### Records supplied
---

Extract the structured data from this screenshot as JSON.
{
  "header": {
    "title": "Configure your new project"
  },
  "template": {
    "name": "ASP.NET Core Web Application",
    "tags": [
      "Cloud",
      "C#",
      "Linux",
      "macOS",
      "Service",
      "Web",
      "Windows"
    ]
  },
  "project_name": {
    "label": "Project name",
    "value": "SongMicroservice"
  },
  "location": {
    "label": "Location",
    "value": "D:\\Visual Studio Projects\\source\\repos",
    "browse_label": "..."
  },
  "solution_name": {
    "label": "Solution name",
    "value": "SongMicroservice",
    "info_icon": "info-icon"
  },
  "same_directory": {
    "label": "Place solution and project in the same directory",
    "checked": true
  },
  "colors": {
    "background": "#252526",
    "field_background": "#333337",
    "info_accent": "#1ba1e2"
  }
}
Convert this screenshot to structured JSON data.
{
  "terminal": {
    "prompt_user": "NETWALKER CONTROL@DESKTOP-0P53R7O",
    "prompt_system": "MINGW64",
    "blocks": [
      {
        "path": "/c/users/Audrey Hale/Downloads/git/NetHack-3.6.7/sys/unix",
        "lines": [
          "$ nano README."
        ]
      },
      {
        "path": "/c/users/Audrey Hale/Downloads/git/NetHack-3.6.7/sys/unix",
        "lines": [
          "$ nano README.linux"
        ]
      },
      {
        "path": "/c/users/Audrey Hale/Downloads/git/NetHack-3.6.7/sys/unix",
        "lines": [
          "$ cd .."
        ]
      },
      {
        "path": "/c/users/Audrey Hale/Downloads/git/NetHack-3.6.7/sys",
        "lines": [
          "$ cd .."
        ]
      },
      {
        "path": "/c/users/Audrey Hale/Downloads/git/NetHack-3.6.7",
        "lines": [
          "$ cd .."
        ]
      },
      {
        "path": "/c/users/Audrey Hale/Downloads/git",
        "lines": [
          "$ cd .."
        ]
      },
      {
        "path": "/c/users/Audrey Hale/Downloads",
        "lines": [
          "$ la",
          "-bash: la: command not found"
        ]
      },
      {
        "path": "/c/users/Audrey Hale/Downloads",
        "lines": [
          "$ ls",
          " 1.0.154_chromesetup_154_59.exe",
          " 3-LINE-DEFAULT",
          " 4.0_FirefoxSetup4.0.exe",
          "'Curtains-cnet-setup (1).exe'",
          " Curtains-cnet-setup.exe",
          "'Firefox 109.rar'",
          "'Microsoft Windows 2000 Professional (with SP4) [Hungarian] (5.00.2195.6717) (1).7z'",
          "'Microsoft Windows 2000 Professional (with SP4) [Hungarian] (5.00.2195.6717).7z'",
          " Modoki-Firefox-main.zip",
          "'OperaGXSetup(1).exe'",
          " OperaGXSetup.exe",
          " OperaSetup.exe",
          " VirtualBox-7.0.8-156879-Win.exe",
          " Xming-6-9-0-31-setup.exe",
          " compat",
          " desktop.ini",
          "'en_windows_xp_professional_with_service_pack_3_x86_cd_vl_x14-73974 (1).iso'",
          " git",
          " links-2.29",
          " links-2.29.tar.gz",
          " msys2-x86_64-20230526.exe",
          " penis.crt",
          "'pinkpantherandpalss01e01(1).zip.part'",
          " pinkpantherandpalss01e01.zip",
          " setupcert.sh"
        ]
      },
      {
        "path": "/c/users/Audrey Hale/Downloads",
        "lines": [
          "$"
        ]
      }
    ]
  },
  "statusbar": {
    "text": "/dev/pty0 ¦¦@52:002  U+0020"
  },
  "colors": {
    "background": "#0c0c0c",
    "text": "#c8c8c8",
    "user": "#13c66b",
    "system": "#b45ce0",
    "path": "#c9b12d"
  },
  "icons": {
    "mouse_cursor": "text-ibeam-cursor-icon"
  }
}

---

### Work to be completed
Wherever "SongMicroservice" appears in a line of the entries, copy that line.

### Reply
    "value": "SongMicroservice"
    "value": "SongMicroservice",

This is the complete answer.